Money talks, indeed. In an effort to downplay the unhealthiness of soda and get its consumers back, Coca-Cola provided financial and logistical support to a nonprofit organization, Global Energy Balance Network (GEBN), whose research shifted the blame for obesity away from bad diets and stressed the importance of exercise, according to The New York Times. The organization was heavily criticized for its attempt to downplay any connection between sugary drinks and obesity, reports Consumerist.
A recent email leak revealed that Coca-Cola paid GEBN “unrestricted grants” on excess of $1.5 million, reports Eater. Though the University of Colorado returned $1 million in donations and maintained that its motives were based on good science, the group disbanded on December 1 due to “resource limitations.”

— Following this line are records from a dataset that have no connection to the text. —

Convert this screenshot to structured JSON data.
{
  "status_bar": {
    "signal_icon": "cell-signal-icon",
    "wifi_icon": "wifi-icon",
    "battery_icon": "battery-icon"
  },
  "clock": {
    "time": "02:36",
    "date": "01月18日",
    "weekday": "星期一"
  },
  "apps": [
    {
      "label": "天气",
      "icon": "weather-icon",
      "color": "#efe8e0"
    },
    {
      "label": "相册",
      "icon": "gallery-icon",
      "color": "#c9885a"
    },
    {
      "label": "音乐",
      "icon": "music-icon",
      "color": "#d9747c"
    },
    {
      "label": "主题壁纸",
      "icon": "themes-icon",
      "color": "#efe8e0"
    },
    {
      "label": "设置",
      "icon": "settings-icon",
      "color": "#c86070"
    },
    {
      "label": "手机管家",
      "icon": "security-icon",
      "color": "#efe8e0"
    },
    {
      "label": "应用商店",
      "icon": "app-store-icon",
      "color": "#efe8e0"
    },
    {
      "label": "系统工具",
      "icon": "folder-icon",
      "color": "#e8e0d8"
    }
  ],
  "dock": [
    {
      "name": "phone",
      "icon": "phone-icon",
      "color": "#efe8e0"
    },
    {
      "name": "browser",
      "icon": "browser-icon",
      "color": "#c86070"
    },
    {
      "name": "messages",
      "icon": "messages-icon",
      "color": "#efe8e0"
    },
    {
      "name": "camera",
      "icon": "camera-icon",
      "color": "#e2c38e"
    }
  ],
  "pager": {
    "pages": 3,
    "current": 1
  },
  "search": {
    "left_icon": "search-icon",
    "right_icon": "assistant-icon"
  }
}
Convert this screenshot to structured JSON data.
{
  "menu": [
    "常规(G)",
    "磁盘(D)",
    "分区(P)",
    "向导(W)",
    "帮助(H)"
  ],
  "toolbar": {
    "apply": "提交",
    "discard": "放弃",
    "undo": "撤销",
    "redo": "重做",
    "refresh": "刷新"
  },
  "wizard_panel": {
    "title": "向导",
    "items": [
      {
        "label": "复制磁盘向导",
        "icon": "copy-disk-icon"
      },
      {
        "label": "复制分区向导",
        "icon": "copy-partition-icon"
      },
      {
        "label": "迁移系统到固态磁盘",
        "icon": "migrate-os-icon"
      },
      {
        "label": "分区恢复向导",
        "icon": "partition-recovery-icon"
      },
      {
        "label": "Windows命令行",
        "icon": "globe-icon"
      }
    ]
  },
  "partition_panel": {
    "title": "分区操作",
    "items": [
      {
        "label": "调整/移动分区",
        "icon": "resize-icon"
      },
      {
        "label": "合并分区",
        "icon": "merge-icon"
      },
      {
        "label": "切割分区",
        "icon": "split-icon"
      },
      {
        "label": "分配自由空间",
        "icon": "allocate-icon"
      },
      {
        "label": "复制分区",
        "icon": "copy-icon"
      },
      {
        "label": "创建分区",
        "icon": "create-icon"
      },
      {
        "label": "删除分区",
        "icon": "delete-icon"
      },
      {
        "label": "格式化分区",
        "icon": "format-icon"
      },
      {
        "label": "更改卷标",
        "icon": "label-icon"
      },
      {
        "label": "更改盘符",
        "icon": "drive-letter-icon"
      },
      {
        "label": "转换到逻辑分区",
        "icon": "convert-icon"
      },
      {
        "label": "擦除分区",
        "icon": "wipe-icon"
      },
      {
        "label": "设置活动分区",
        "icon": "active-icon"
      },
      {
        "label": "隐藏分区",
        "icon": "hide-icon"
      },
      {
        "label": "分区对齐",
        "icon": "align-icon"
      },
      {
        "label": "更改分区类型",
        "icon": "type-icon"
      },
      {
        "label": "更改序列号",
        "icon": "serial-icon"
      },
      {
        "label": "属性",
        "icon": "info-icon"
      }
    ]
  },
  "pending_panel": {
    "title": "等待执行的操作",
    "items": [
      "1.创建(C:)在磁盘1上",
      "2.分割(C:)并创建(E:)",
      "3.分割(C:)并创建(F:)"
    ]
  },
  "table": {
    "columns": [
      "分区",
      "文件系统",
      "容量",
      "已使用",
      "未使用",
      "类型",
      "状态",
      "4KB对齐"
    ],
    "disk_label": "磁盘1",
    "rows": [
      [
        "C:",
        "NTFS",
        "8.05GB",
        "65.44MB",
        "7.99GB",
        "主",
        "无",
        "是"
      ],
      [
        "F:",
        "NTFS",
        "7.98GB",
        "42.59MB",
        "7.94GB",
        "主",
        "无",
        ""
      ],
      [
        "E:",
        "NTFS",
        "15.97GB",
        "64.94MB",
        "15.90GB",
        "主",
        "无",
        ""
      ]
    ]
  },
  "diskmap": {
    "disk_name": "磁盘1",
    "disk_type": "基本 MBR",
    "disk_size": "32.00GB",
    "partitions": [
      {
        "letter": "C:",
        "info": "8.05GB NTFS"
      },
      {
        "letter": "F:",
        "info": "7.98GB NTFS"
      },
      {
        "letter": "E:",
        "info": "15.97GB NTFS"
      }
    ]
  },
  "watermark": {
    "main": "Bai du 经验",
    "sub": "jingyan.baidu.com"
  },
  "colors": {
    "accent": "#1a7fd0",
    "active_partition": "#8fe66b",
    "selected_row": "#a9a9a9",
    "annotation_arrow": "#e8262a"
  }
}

The Denver Post reveals that James Hill, a University of Colorado professor and the president of GEBN, accepted $550,000 from Coca-Cola, traveled the world on Coca-Cola’s dime for speaking engagements, and used his influence to solicit a job for his son through Coca-Cola. Hill says the money was provided, “to present research to other scientists and to encourage physical activity and responsible eating habits,” and adds that he no longer accepts money from Coca-Cola.